YOUR ASSIGNMENT: Your copy of the data should match it exactly, except that the pictures are gone.

--*--

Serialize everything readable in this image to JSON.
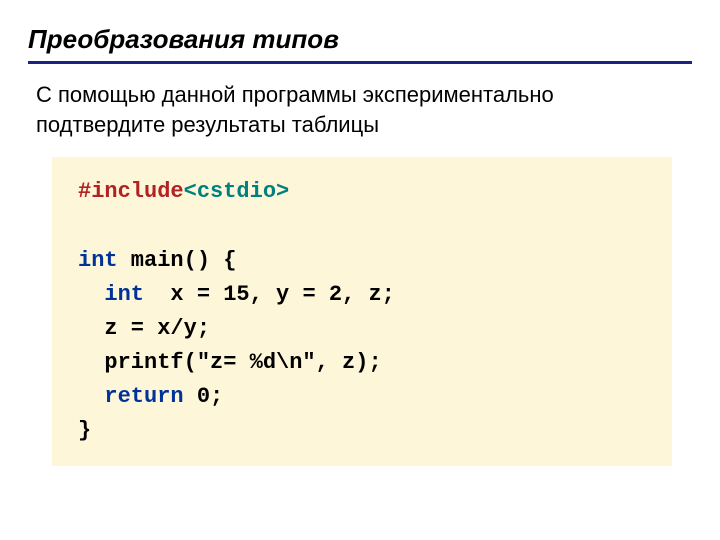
{
  "title": "Преобразования типов",
  "subtitle": "С помощью данной программы экспериментально подтвердите результаты таблицы",
  "code": {
    "include_kw": "#include",
    "include_hdr": "<cstdio>",
    "int_kw": "int",
    "main_sig": " main() {",
    "decl_rest": "  x = 15, y = 2, z;",
    "assign": "  z = x/y;",
    "printf": "  printf(\"z= %d\\n\", z);",
    "return_kw": "return",
    "return_rest": " 0;",
    "close": "}"
  }
}
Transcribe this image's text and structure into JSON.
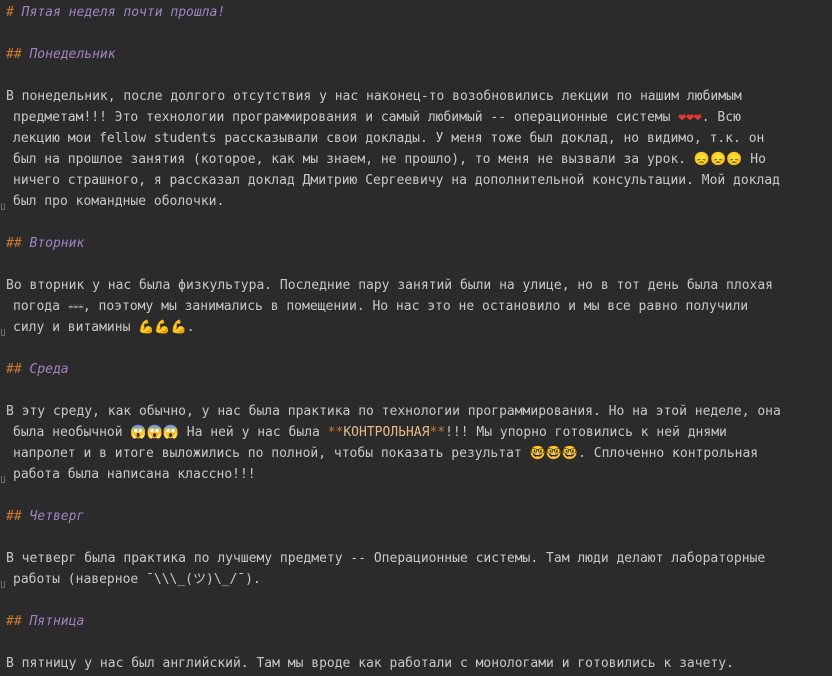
{
  "title": {
    "hash": "#",
    "text": " Пятая неделя почти прошла!"
  },
  "monday": {
    "hash": "##",
    "heading": " Понедельник",
    "lines": [
      "В понедельник, после долгого отсутствия у нас наконец-то возобновились лекции по нашим любимым",
      "предметам!!! Это технологии программирования и самый любимый -- операционные системы ",
      ". Всю",
      "лекцию мои fellow students рассказывали свои доклады. У меня тоже был доклад, но видимо, т.к. он",
      "был на прошлое занятия (которое, как мы знаем, не прошло), то меня не вызвали за урок. ",
      " Но",
      "ничего страшного, я рассказал доклад Дмитрию Сергеевичу на дополнительной консультации. Мой доклад",
      "был про командные оболочки."
    ],
    "emoji_hearts": "❤❤❤",
    "emoji_weary": "😞😞😞"
  },
  "tuesday": {
    "hash": "##",
    "heading": " Вторник",
    "lines": [
      "Во вторник у нас была физкультура. Последние пару занятий были на улице, но в тот день была плохая",
      "погода ",
      ", поэтому мы занимались в помещении. Но нас это не остановило и мы все равно получили",
      "силу и витамины ",
      "."
    ],
    "emoji_weather": "☔☔☔",
    "emoji_muscle": "💪💪💪"
  },
  "wednesday": {
    "hash": "##",
    "heading": " Среда",
    "lines": [
      "В эту среду, как обычно, у нас была практика по технологии программирования. Но на этой неделе, она",
      "была необычной ",
      " На ней у нас была ",
      "!!! Мы упорно готовились к ней днями",
      "напролет и в итоге выложились по полной, чтобы показать результат ",
      ". Сплоченно контрольная",
      "работа была написана классно!!!"
    ],
    "emoji_scream": "😱😱😱",
    "bold_mark": "**",
    "bold_text": "КОНТРОЛЬНАЯ",
    "emoji_nerd": "🤓🤓🤓"
  },
  "thursday": {
    "hash": "##",
    "heading": " Четверг",
    "lines": [
      "В четверг была практика по лучшему предмету -- Операционные системы. Там люди делают лабораторные",
      "работы (наверное ¯\\\\\\_(ツ)\\_/¯)."
    ]
  },
  "friday": {
    "hash": "##",
    "heading": " Пятница",
    "lines": [
      "В пятницу у нас был английский. Там мы вроде как работали с монологами и готовились к зачету."
    ]
  }
}
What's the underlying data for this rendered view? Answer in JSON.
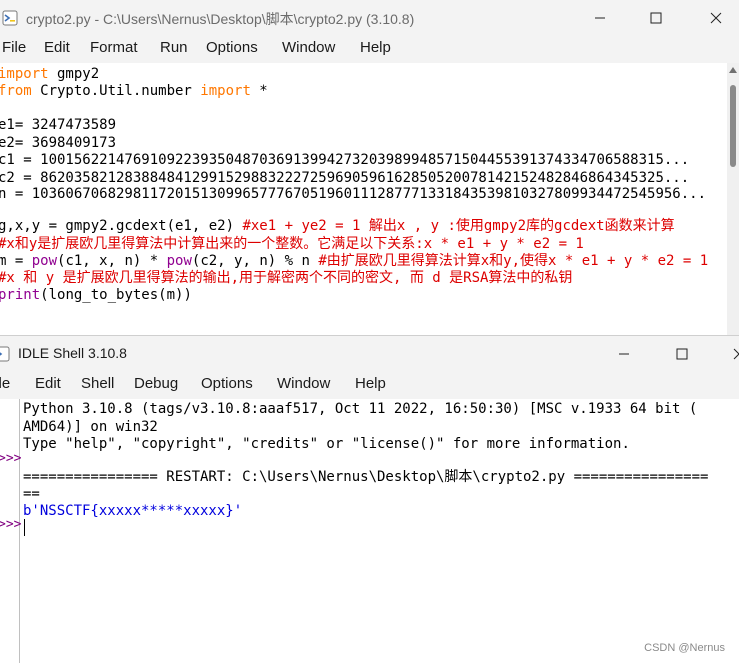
{
  "editor": {
    "title": "crypto2.py - C:\\Users\\Nernus\\Desktop\\脚本\\crypto2.py (3.10.8)",
    "controls": {
      "minimize": "─",
      "maximize": "☐",
      "close": "✕"
    },
    "menu": [
      "File",
      "Edit",
      "Format",
      "Run",
      "Options",
      "Window",
      "Help"
    ],
    "code": {
      "l1_kw": "import",
      "l1_rest": " gmpy2",
      "l2_kw1": "from",
      "l2_mid": " Crypto.Util.number ",
      "l2_kw2": "import",
      "l2_rest": " *",
      "l3": "e1= 3247473589",
      "l4": "e2= 3698409173",
      "l5": "c1 = 10015622147691092239350487036913994273203989948571504455391374334706588315...",
      "l6": "c2 = 86203582128388484129915298832227259690596162850520078142152482846864345325...",
      "l7": "n = 10360670682981172015130996577767051960111287771331843539810327809934472545956...",
      "l8_code": "g,x,y = gmpy2.gcdext(e1, e2) ",
      "l8_comment": "#xe1 + ye2 = 1 解出x , y :使用gmpy2库的gcdext函数来计算",
      "l9_comment": "#x和y是扩展欧几里得算法中计算出来的一个整数。它满足以下关系:x * e1 + y * e2 = 1",
      "l10_a": "m = ",
      "l10_pow1": "pow",
      "l10_b": "(c1, x, n) * ",
      "l10_pow2": "pow",
      "l10_c": "(c2, y, n) % n ",
      "l10_comment": "#由扩展欧几里得算法计算x和y,使得x * e1 + y * e2 = 1",
      "l11_comment": "#x 和 y 是扩展欧几里得算法的输出,用于解密两个不同的密文, 而 d 是RSA算法中的私钥",
      "l12_print": "print",
      "l12_rest": "(long_to_bytes(m))"
    }
  },
  "shell": {
    "title": "IDLE Shell 3.10.8",
    "controls": {
      "minimize": "─",
      "maximize": "☐",
      "close": "✕"
    },
    "menu": [
      "File",
      "Edit",
      "Shell",
      "Debug",
      "Options",
      "Window",
      "Help"
    ],
    "lines": {
      "l1": "Python 3.10.8 (tags/v3.10.8:aaaf517, Oct 11 2022, 16:50:30) [MSC v.1933 64 bit (",
      "l2": "AMD64)] on win32",
      "l3": "Type \"help\", \"copyright\", \"credits\" or \"license()\" for more information.",
      "l4": "================ RESTART: C:\\Users\\Nernus\\Desktop\\脚本\\crypto2.py ================",
      "l5": "==",
      "l6": "b'NSSCTF{xxxxx*****xxxxx}'"
    },
    "prompt": ">>>"
  },
  "watermark": "CSDN @Nernus"
}
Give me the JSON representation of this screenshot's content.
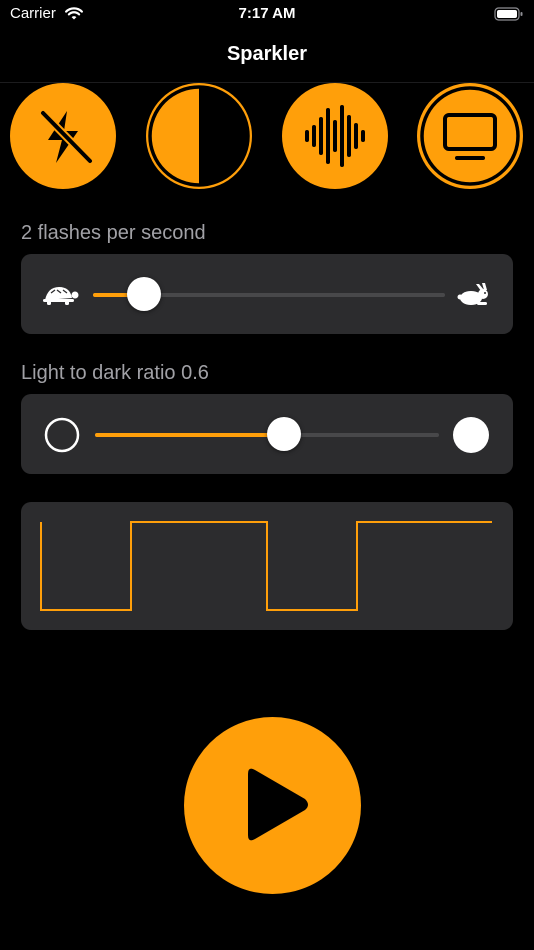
{
  "status_bar": {
    "carrier": "Carrier",
    "time": "7:17 AM",
    "wifi_icon": "wifi-icon",
    "battery_icon": "battery-icon"
  },
  "nav": {
    "title": "Sparkler"
  },
  "modes": [
    {
      "name": "flash-off",
      "icon": "lightning-slash-icon"
    },
    {
      "name": "contrast",
      "icon": "half-circle-icon"
    },
    {
      "name": "sound",
      "icon": "waveform-icon"
    },
    {
      "name": "screen",
      "icon": "display-icon"
    }
  ],
  "frequency": {
    "label": "2 flashes per second",
    "min_icon": "turtle-icon",
    "max_icon": "rabbit-icon",
    "value_fraction": 0.15
  },
  "ratio": {
    "label": "Light to dark ratio 0.6",
    "min_icon": "empty-circle-icon",
    "max_icon": "filled-circle-icon",
    "value_fraction": 0.55
  },
  "waveform": {
    "icon": "square-wave"
  },
  "play": {
    "icon": "play-icon"
  },
  "colors": {
    "accent": "#FF9F0A",
    "background": "#000000",
    "card": "#2c2c2e",
    "label": "#a1a1a6"
  }
}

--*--

ANSWER:
Serialize everything readable in this image to JSON.
{
  "title": "Преобразования типов",
  "subtitle": "С помощью данной программы экспериментально подтвердите результаты таблицы",
  "code": {
    "include_kw": "#include",
    "include_hdr": "<cstdio>",
    "int_kw": "int",
    "main_sig": " main() {",
    "decl_rest": "  x = 15, y = 2, z;",
    "assign": "  z = x/y;",
    "printf": "  printf(\"z= %d\\n\", z);",
    "return_kw": "return",
    "return_rest": " 0;",
    "close": "}"
  }
}
Transcribe this image's text and structure into JSON.
{
  "title": {
    "hash": "#",
    "text": " Пятая неделя почти прошла!"
  },
  "monday": {
    "hash": "##",
    "heading": " Понедельник",
    "lines": [
      "В понедельник, после долгого отсутствия у нас наконец-то возобновились лекции по нашим любимым",
      "предметам!!! Это технологии программирования и самый любимый -- операционные системы ",
      ". Всю",
      "лекцию мои fellow students рассказывали свои доклады. У меня тоже был доклад, но видимо, т.к. он",
      "был на прошлое занятия (которое, как мы знаем, не прошло), то меня не вызвали за урок. ",
      " Но",
      "ничего страшного, я рассказал доклад Дмитрию Сергеевичу на дополнительной консультации. Мой доклад",
      "был про командные оболочки."
    ],
    "emoji_hearts": "❤❤❤",
    "emoji_weary": "😞😞😞"
  },
  "tuesday": {
    "hash": "##",
    "heading": " Вторник",
    "lines": [
      "Во вторник у нас была физкультура. Последние пару занятий были на улице, но в тот день была плохая",
      "погода ",
      ", поэтому мы занимались в помещении. Но нас это не остановило и мы все равно получили",
      "силу и витамины ",
      "."
    ],
    "emoji_weather": "☔☔☔",
    "emoji_muscle": "💪💪💪"
  },
  "wednesday": {
    "hash": "##",
    "heading": " Среда",
    "lines": [
      "В эту среду, как обычно, у нас была практика по технологии программирования. Но на этой неделе, она",
      "была необычной ",
      " На ней у нас была ",
      "!!! Мы упорно готовились к ней днями",
      "напролет и в итоге выложились по полной, чтобы показать результат ",
      ". Сплоченно контрольная",
      "работа была написана классно!!!"
    ],
    "emoji_scream": "😱😱😱",
    "bold_mark": "**",
    "bold_text": "КОНТРОЛЬНАЯ",
    "emoji_nerd": "🤓🤓🤓"
  },
  "thursday": {
    "hash": "##",
    "heading": " Четверг",
    "lines": [
      "В четверг была практика по лучшему предмету -- Операционные системы. Там люди делают лабораторные",
      "работы (наверное ¯\\\\\\_(ツ)\\_/¯)."
    ]
  },
  "friday": {
    "hash": "##",
    "heading": " Пятница",
    "lines": [
      "В пятницу у нас был английский. Там мы вроде как работали с монологами и готовились к зачету."
    ]
  }
}
What's the underlying data for this rendered view? Answer in JSON.
{
  "editor": {
    "title": "crypto2.py - C:\\Users\\Nernus\\Desktop\\脚本\\crypto2.py (3.10.8)",
    "controls": {
      "minimize": "─",
      "maximize": "☐",
      "close": "✕"
    },
    "menu": [
      "File",
      "Edit",
      "Format",
      "Run",
      "Options",
      "Window",
      "Help"
    ],
    "code": {
      "l1_kw": "import",
      "l1_rest": " gmpy2",
      "l2_kw1": "from",
      "l2_mid": " Crypto.Util.number ",
      "l2_kw2": "import",
      "l2_rest": " *",
      "l3": "e1= 3247473589",
      "l4": "e2= 3698409173",
      "l5": "c1 = 10015622147691092239350487036913994273203989948571504455391374334706588315...",
      "l6": "c2 = 86203582128388484129915298832227259690596162850520078142152482846864345325...",
      "l7": "n = 10360670682981172015130996577767051960111287771331843539810327809934472545956...",
      "l8_code": "g,x,y = gmpy2.gcdext(e1, e2) ",
      "l8_comment": "#xe1 + ye2 = 1 解出x , y :使用gmpy2库的gcdext函数来计算",
      "l9_comment": "#x和y是扩展欧几里得算法中计算出来的一个整数。它满足以下关系:x * e1 + y * e2 = 1",
      "l10_a": "m = ",
      "l10_pow1": "pow",
      "l10_b": "(c1, x, n) * ",
      "l10_pow2": "pow",
      "l10_c": "(c2, y, n) % n ",
      "l10_comment": "#由扩展欧几里得算法计算x和y,使得x * e1 + y * e2 = 1",
      "l11_comment": "#x 和 y 是扩展欧几里得算法的输出,用于解密两个不同的密文, 而 d 是RSA算法中的私钥",
      "l12_print": "print",
      "l12_rest": "(long_to_bytes(m))"
    }
  },
  "shell": {
    "title": "IDLE Shell 3.10.8",
    "controls": {
      "minimize": "─",
      "maximize": "☐",
      "close": "✕"
    },
    "menu": [
      "File",
      "Edit",
      "Shell",
      "Debug",
      "Options",
      "Window",
      "Help"
    ],
    "lines": {
      "l1": "Python 3.10.8 (tags/v3.10.8:aaaf517, Oct 11 2022, 16:50:30) [MSC v.1933 64 bit (",
      "l2": "AMD64)] on win32",
      "l3": "Type \"help\", \"copyright\", \"credits\" or \"license()\" for more information.",
      "l4": "================ RESTART: C:\\Users\\Nernus\\Desktop\\脚本\\crypto2.py ================",
      "l5": "==",
      "l6": "b'NSSCTF{xxxxx*****xxxxx}'"
    },
    "prompt": ">>>"
  },
  "watermark": "CSDN @Nernus"
}
Give me the JSON representation of this screenshot's content.
{
  "status_bar": {
    "carrier": "Carrier",
    "time": "7:17 AM",
    "wifi_icon": "wifi-icon",
    "battery_icon": "battery-icon"
  },
  "nav": {
    "title": "Sparkler"
  },
  "modes": [
    {
      "name": "flash-off",
      "icon": "lightning-slash-icon"
    },
    {
      "name": "contrast",
      "icon": "half-circle-icon"
    },
    {
      "name": "sound",
      "icon": "waveform-icon"
    },
    {
      "name": "screen",
      "icon": "display-icon"
    }
  ],
  "frequency": {
    "label": "2 flashes per second",
    "min_icon": "turtle-icon",
    "max_icon": "rabbit-icon",
    "value_fraction": 0.15
  },
  "ratio": {
    "label": "Light to dark ratio 0.6",
    "min_icon": "empty-circle-icon",
    "max_icon": "filled-circle-icon",
    "value_fraction": 0.55
  },
  "waveform": {
    "icon": "square-wave"
  },
  "play": {
    "icon": "play-icon"
  },
  "colors": {
    "accent": "#FF9F0A",
    "background": "#000000",
    "card": "#2c2c2e",
    "label": "#a1a1a6"
  }
}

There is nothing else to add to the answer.